Task prompt: Each line holding the string "Edit" is to be copied from the data.

Dataset rows describing interfaces:
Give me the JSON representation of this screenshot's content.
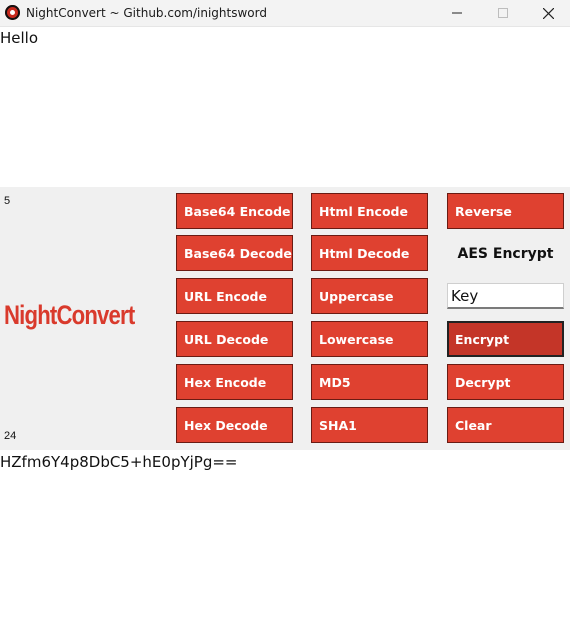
{
  "window": {
    "title": "NightConvert ~ Github.com/inightsword",
    "controls": {
      "minimize_icon": "minimize-icon",
      "maximize_icon": "maximize-icon",
      "close_icon": "close-icon"
    }
  },
  "input": {
    "value": "Hello"
  },
  "counts": {
    "top": "5",
    "bottom": "24"
  },
  "logo": {
    "text": "NightConvert",
    "color": "#d93a2c"
  },
  "buttons": {
    "col1": [
      "Base64 Encode",
      "Base64 Decode",
      "URL Encode",
      "URL Decode",
      "Hex Encode",
      "Hex Decode"
    ],
    "col2": [
      "Html Encode",
      "Html Decode",
      "Uppercase",
      "Lowercase",
      "MD5",
      "SHA1"
    ],
    "col3": {
      "reverse": "Reverse",
      "encrypt": "Encrypt",
      "decrypt": "Decrypt",
      "clear": "Clear"
    }
  },
  "aes": {
    "label": "AES Encrypt",
    "key_value": "Key"
  },
  "output": {
    "value": "HZfm6Y4p8DbC5+hE0pYjPg=="
  },
  "colors": {
    "button_bg": "#df4130",
    "panel_bg": "#f0f0f0"
  }
}
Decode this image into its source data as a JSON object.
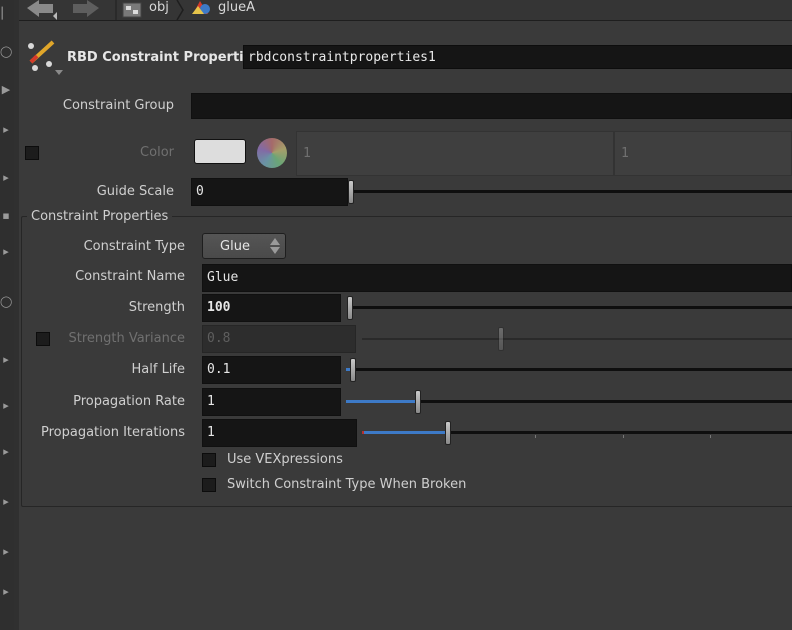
{
  "breadcrumb": {
    "obj_label": "obj",
    "node_label": "glueA"
  },
  "header": {
    "title": "RBD Constraint Properties",
    "node_name": "rbdconstraintproperties1"
  },
  "params": {
    "constraint_group": {
      "label": "Constraint Group",
      "value": ""
    },
    "color": {
      "label": "Color",
      "g": "1",
      "b": "1",
      "swatch": "#dddddd"
    },
    "guide_scale": {
      "label": "Guide Scale",
      "value": "0",
      "fraction": 0.0
    },
    "section_label": "Constraint Properties",
    "constraint_type": {
      "label": "Constraint Type",
      "value": "Glue"
    },
    "constraint_name": {
      "label": "Constraint Name",
      "value": "Glue"
    },
    "strength": {
      "label": "Strength",
      "value": "100"
    },
    "strength_variance": {
      "label": "Strength Variance",
      "value": "0.8"
    },
    "half_life": {
      "label": "Half Life",
      "value": "0.1"
    },
    "propagation_rate": {
      "label": "Propagation Rate",
      "value": "1"
    },
    "propagation_iterations": {
      "label": "Propagation Iterations",
      "value": "1"
    },
    "use_vex": {
      "label": "Use VEXpressions"
    },
    "switch_type": {
      "label": "Switch Constraint Type When Broken"
    }
  },
  "colors": {
    "accent_blue": "#3d7ac7",
    "accent_red": "#b83030"
  }
}
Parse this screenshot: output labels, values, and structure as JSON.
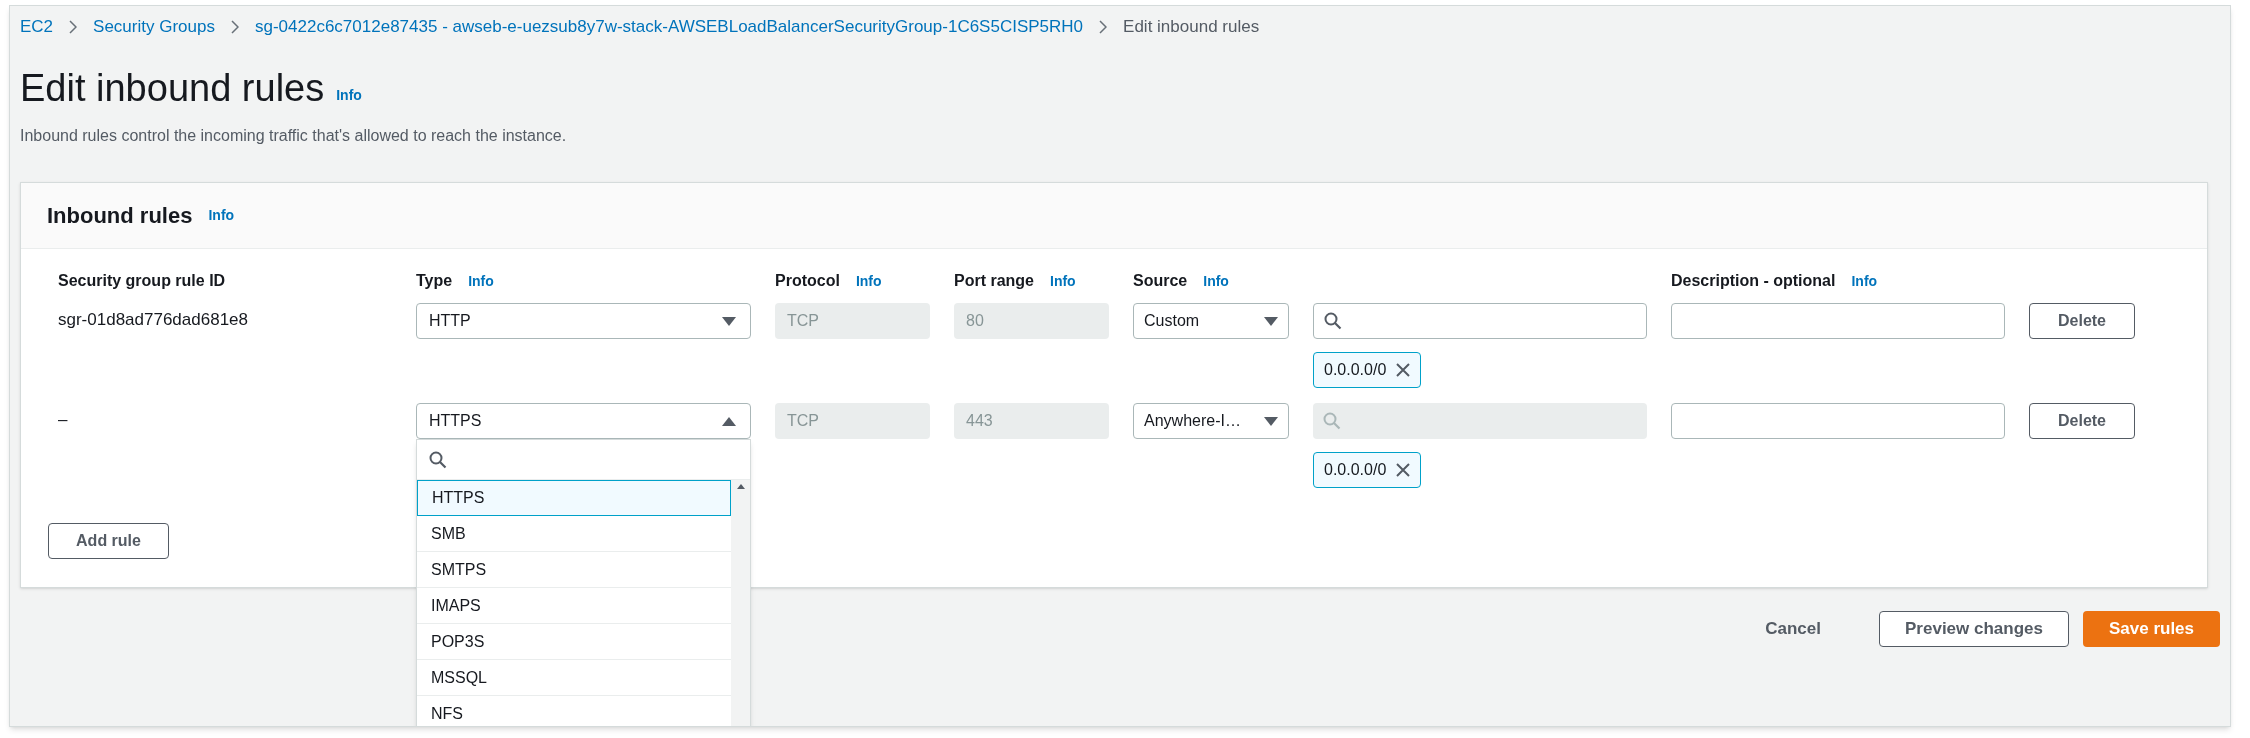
{
  "breadcrumbs": [
    {
      "label": "EC2",
      "current": false
    },
    {
      "label": "Security Groups",
      "current": false
    },
    {
      "label": "sg-0422c6c7012e87435 - awseb-e-uezsub8y7w-stack-AWSEBLoadBalancerSecurityGroup-1C6S5CISP5RH0",
      "current": false
    },
    {
      "label": "Edit inbound rules",
      "current": true
    }
  ],
  "title": "Edit inbound rules",
  "title_info": "Info",
  "description": "Inbound rules control the incoming traffic that's allowed to reach the instance.",
  "card": {
    "title": "Inbound rules",
    "info": "Info",
    "columns": [
      {
        "label": "Security group rule ID"
      },
      {
        "label": "Type",
        "info": "Info"
      },
      {
        "label": "Protocol",
        "info": "Info"
      },
      {
        "label": "Port range",
        "info": "Info"
      },
      {
        "label": "Source",
        "info": "Info"
      },
      {
        "label": "Description - optional",
        "info": "Info"
      }
    ],
    "rules": [
      {
        "id": "sgr-01d8ad776dad681e8",
        "type": "HTTP",
        "expanded": false,
        "protocol": "TCP",
        "port": "80",
        "source": "Custom",
        "search_disabled": false,
        "cidrs": [
          "0.0.0.0/0"
        ],
        "delete": "Delete"
      },
      {
        "id": "–",
        "type": "HTTPS",
        "expanded": true,
        "protocol": "TCP",
        "port": "443",
        "source": "Anywhere-I…",
        "search_disabled": true,
        "cidrs": [
          "0.0.0.0/0"
        ],
        "delete": "Delete",
        "options": [
          {
            "label": "HTTPS",
            "selected": true
          },
          {
            "label": "SMB",
            "selected": false
          },
          {
            "label": "SMTPS",
            "selected": false
          },
          {
            "label": "IMAPS",
            "selected": false
          },
          {
            "label": "POP3S",
            "selected": false
          },
          {
            "label": "MSSQL",
            "selected": false
          },
          {
            "label": "NFS",
            "selected": false
          }
        ]
      }
    ],
    "add_rule": "Add rule"
  },
  "footer": {
    "cancel": "Cancel",
    "preview": "Preview changes",
    "save": "Save rules"
  }
}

Task solution:
      "label": "Edit inbound rules",
  "title": "Edit inbound rules",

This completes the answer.